::: Dataset

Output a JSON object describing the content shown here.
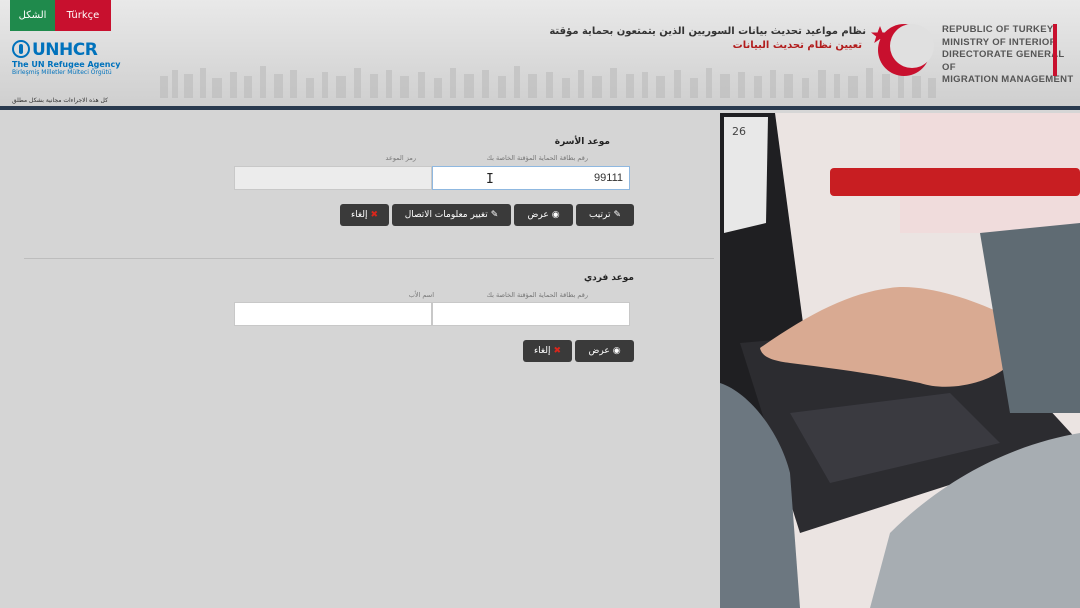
{
  "header": {
    "lang_arabic": "الشكل",
    "lang_turkish": "Türkçe",
    "unhcr_name": "UNHCR",
    "unhcr_sub1": "The UN Refugee Agency",
    "unhcr_sub2": "Birleşmiş Milletler Mülteci Örgütü",
    "title_ar_line1": "نظام مواعيد تحديث بيانات السوريين الذين يتمتعون بحماية مؤقتة",
    "title_ar_line2": "تعيين نظام تحديث البيانات",
    "dgmm_lines": [
      "REPUBLIC OF TURKEY",
      "MINISTRY OF INTERIOR",
      "DIRECTORATE GENERAL OF",
      "MIGRATION MANAGEMENT"
    ],
    "sub_bar_text": "كل هذه الاجراءات مجانية بشكل مطلق",
    "colors": {
      "green": "#1f8a4c",
      "red": "#c8102e",
      "navy": "#2a3a4f",
      "unhcr_blue": "#0072bc"
    }
  },
  "family": {
    "title": "موعد الأسرة",
    "id_label": "رقم بطاقة الحماية المؤقتة الخاصة بك",
    "code_label": "رمز الموعد",
    "id_value": "99111",
    "code_value": "",
    "buttons": {
      "arrange": "ترتيب",
      "view": "عرض",
      "change_contact": "تغيير معلومات الاتصال",
      "cancel": "إلغاء"
    }
  },
  "individual": {
    "title": "موعد فردي",
    "id_label": "رقم بطاقة الحماية المؤقتة الخاصة بك",
    "father_label": "اسم الأب",
    "id_value": "",
    "father_value": "",
    "buttons": {
      "view": "عرض",
      "cancel": "إلغاء"
    }
  }
}
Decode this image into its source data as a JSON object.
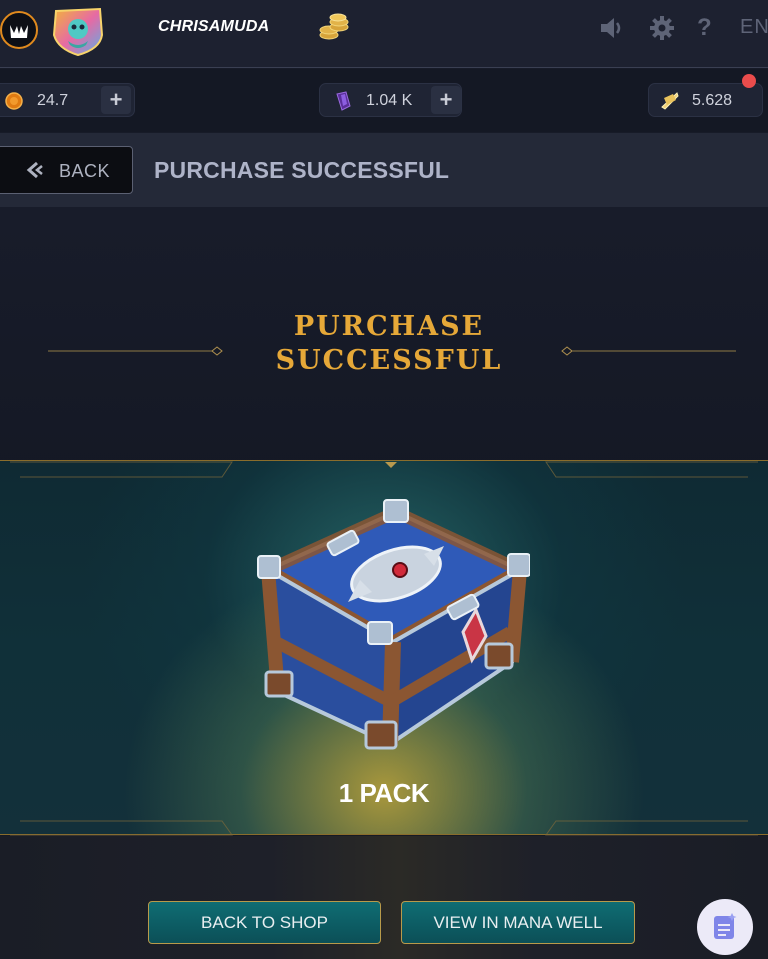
{
  "header": {
    "username": "CHRISAMUDA",
    "language": "EN",
    "icons": [
      "splinterlands-logo-icon",
      "avatar-icon",
      "coins-stack-icon",
      "sound-icon",
      "gear-icon",
      "help-icon"
    ]
  },
  "currencies": {
    "credits": {
      "value": "24.7",
      "icon": "credits-coin-icon"
    },
    "dec": {
      "value": "1.04 K",
      "icon": "dec-crystal-icon"
    },
    "sps": {
      "value": "5.628",
      "icon": "sps-icon"
    },
    "plus": "+"
  },
  "titlebar": {
    "back_label": "BACK",
    "title": "PURCHASE SUCCESSFUL"
  },
  "reward": {
    "heading_line1": "PURCHASE",
    "heading_line2": "SUCCESSFUL",
    "item_icon": "pack-chest-icon",
    "quantity_label": "1 PACK"
  },
  "actions": {
    "back_to_shop": "BACK TO SHOP",
    "view_in_mana_well": "VIEW IN MANA WELL"
  },
  "colors": {
    "accent_gold": "#e6a838",
    "button_teal": "#0f6d73",
    "notification_red": "#ea4c4c"
  }
}
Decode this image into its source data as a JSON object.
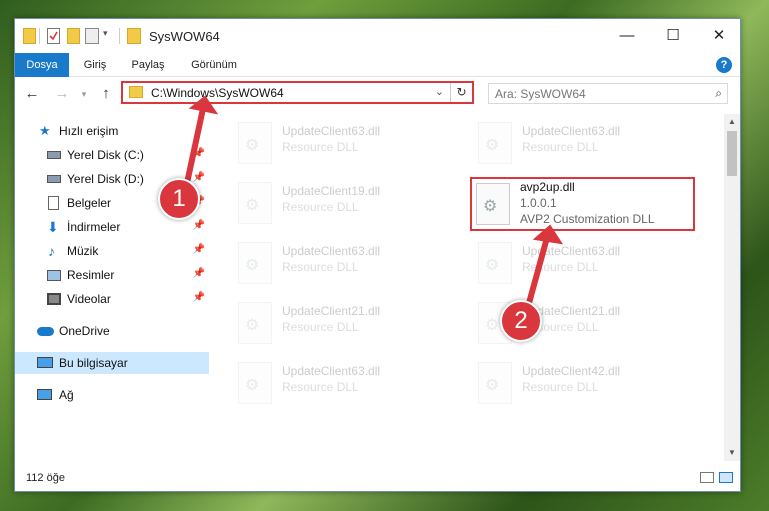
{
  "window": {
    "title": "SysWOW64",
    "minimize": "—",
    "maximize": "☐",
    "close": "✕"
  },
  "ribbon": {
    "tabs": [
      "Dosya",
      "Giriş",
      "Paylaş",
      "Görünüm"
    ],
    "help": "?"
  },
  "nav": {
    "back": "←",
    "forward": "→",
    "up": "↑",
    "address": "C:\\Windows\\SysWOW64",
    "dropdown": "⌄",
    "refresh": "↻",
    "search_placeholder": "Ara: SysWOW64",
    "search_icon": "⌕"
  },
  "sidebar": {
    "items": [
      {
        "label": "Hızlı erişim",
        "icon": "star-icon",
        "pinned": false
      },
      {
        "label": "Yerel Disk (C:)",
        "icon": "drive-icon",
        "pinned": true
      },
      {
        "label": "Yerel Disk (D:)",
        "icon": "drive-icon",
        "pinned": true
      },
      {
        "label": "Belgeler",
        "icon": "document-icon",
        "pinned": true
      },
      {
        "label": "İndirmeler",
        "icon": "download-icon",
        "pinned": true
      },
      {
        "label": "Müzik",
        "icon": "music-icon",
        "pinned": true
      },
      {
        "label": "Resimler",
        "icon": "picture-icon",
        "pinned": true
      },
      {
        "label": "Videolar",
        "icon": "video-icon",
        "pinned": true
      },
      {
        "label": "OneDrive",
        "icon": "cloud-icon",
        "pinned": false
      },
      {
        "label": "Bu bilgisayar",
        "icon": "computer-icon",
        "pinned": false
      },
      {
        "label": "Ağ",
        "icon": "network-icon",
        "pinned": false
      }
    ]
  },
  "files": {
    "faded": [
      {
        "name": "UpdateClient63.dll",
        "type": "Resource DLL"
      },
      {
        "name": "UpdateClient63.dll",
        "type": "Resource DLL"
      },
      {
        "name": "UpdateClient19.dll",
        "type": "Resource DLL"
      },
      {
        "name": "UpdateClient63.dll",
        "type": "Resource DLL"
      },
      {
        "name": "UpdateClient63.dll",
        "type": "Resource DLL"
      },
      {
        "name": "UpdateClient21.dll",
        "type": "Resource DLL"
      },
      {
        "name": "UpdateClient21.dll",
        "type": "Resource DLL"
      },
      {
        "name": "UpdateClient63.dll",
        "type": "Resource DLL"
      },
      {
        "name": "UpdateClient42.dll",
        "type": "Resource DLL"
      }
    ],
    "highlighted": {
      "name": "avp2up.dll",
      "version": "1.0.0.1",
      "description": "AVP2 Customization DLL"
    }
  },
  "status": {
    "item_count": "112 öğe"
  },
  "annotations": {
    "step1": "1",
    "step2": "2",
    "color": "#d9363e"
  }
}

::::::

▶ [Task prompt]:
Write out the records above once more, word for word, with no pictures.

▶ [Result of the exercise]:
Output a JSON object describing the content shown here.
{
  "header": {
    "lang_arabic": "الشكل",
    "lang_turkish": "Türkçe",
    "unhcr_name": "UNHCR",
    "unhcr_sub1": "The UN Refugee Agency",
    "unhcr_sub2": "Birleşmiş Milletler Mülteci Örgütü",
    "title_ar_line1": "نظام مواعيد تحديث بيانات السوريين الذين يتمتعون بحماية مؤقتة",
    "title_ar_line2": "تعيين نظام تحديث البيانات",
    "dgmm_lines": [
      "REPUBLIC OF TURKEY",
      "MINISTRY OF INTERIOR",
      "DIRECTORATE GENERAL OF",
      "MIGRATION MANAGEMENT"
    ],
    "sub_bar_text": "كل هذه الاجراءات مجانية بشكل مطلق",
    "colors": {
      "green": "#1f8a4c",
      "red": "#c8102e",
      "navy": "#2a3a4f",
      "unhcr_blue": "#0072bc"
    }
  },
  "family": {
    "title": "موعد الأسرة",
    "id_label": "رقم بطاقة الحماية المؤقتة الخاصة بك",
    "code_label": "رمز الموعد",
    "id_value": "99111",
    "code_value": "",
    "buttons": {
      "arrange": "ترتيب",
      "view": "عرض",
      "change_contact": "تغيير معلومات الاتصال",
      "cancel": "إلغاء"
    }
  },
  "individual": {
    "title": "موعد فردي",
    "id_label": "رقم بطاقة الحماية المؤقتة الخاصة بك",
    "father_label": "اسم الأب",
    "id_value": "",
    "father_value": "",
    "buttons": {
      "view": "عرض",
      "cancel": "إلغاء"
    }
  }
}
Decode this image into its source data as a JSON object.
{
  "header": {
    "username": "CHRISAMUDA",
    "language": "EN",
    "icons": [
      "splinterlands-logo-icon",
      "avatar-icon",
      "coins-stack-icon",
      "sound-icon",
      "gear-icon",
      "help-icon"
    ]
  },
  "currencies": {
    "credits": {
      "value": "24.7",
      "icon": "credits-coin-icon"
    },
    "dec": {
      "value": "1.04 K",
      "icon": "dec-crystal-icon"
    },
    "sps": {
      "value": "5.628",
      "icon": "sps-icon"
    },
    "plus": "+"
  },
  "titlebar": {
    "back_label": "BACK",
    "title": "PURCHASE SUCCESSFUL"
  },
  "reward": {
    "heading_line1": "PURCHASE",
    "heading_line2": "SUCCESSFUL",
    "item_icon": "pack-chest-icon",
    "quantity_label": "1 PACK"
  },
  "actions": {
    "back_to_shop": "BACK TO SHOP",
    "view_in_mana_well": "VIEW IN MANA WELL"
  },
  "colors": {
    "accent_gold": "#e6a838",
    "button_teal": "#0f6d73",
    "notification_red": "#ea4c4c"
  }
}
Decode this image into its source data as a JSON object.
{
  "window": {
    "title": "SysWOW64",
    "minimize": "—",
    "maximize": "☐",
    "close": "✕"
  },
  "ribbon": {
    "tabs": [
      "Dosya",
      "Giriş",
      "Paylaş",
      "Görünüm"
    ],
    "help": "?"
  },
  "nav": {
    "back": "←",
    "forward": "→",
    "up": "↑",
    "address": "C:\\Windows\\SysWOW64",
    "dropdown": "⌄",
    "refresh": "↻",
    "search_placeholder": "Ara: SysWOW64",
    "search_icon": "⌕"
  },
  "sidebar": {
    "items": [
      {
        "label": "Hızlı erişim",
        "icon": "star-icon",
        "pinned": false
      },
      {
        "label": "Yerel Disk (C:)",
        "icon": "drive-icon",
        "pinned": true
      },
      {
        "label": "Yerel Disk (D:)",
        "icon": "drive-icon",
        "pinned": true
      },
      {
        "label": "Belgeler",
        "icon": "document-icon",
        "pinned": true
      },
      {
        "label": "İndirmeler",
        "icon": "download-icon",
        "pinned": true
      },
      {
        "label": "Müzik",
        "icon": "music-icon",
        "pinned": true
      },
      {
        "label": "Resimler",
        "icon": "picture-icon",
        "pinned": true
      },
      {
        "label": "Videolar",
        "icon": "video-icon",
        "pinned": true
      },
      {
        "label": "OneDrive",
        "icon": "cloud-icon",
        "pinned": false
      },
      {
        "label": "Bu bilgisayar",
        "icon": "computer-icon",
        "pinned": false
      },
      {
        "label": "Ağ",
        "icon": "network-icon",
        "pinned": false
      }
    ]
  },
  "files": {
    "faded": [
      {
        "name": "UpdateClient63.dll",
        "type": "Resource DLL"
      },
      {
        "name": "UpdateClient63.dll",
        "type": "Resource DLL"
      },
      {
        "name": "UpdateClient19.dll",
        "type": "Resource DLL"
      },
      {
        "name": "UpdateClient63.dll",
        "type": "Resource DLL"
      },
      {
        "name": "UpdateClient63.dll",
        "type": "Resource DLL"
      },
      {
        "name": "UpdateClient21.dll",
        "type": "Resource DLL"
      },
      {
        "name": "UpdateClient21.dll",
        "type": "Resource DLL"
      },
      {
        "name": "UpdateClient63.dll",
        "type": "Resource DLL"
      },
      {
        "name": "UpdateClient42.dll",
        "type": "Resource DLL"
      }
    ],
    "highlighted": {
      "name": "avp2up.dll",
      "version": "1.0.0.1",
      "description": "AVP2 Customization DLL"
    }
  },
  "status": {
    "item_count": "112 öğe"
  },
  "annotations": {
    "step1": "1",
    "step2": "2",
    "color": "#d9363e"
  }
}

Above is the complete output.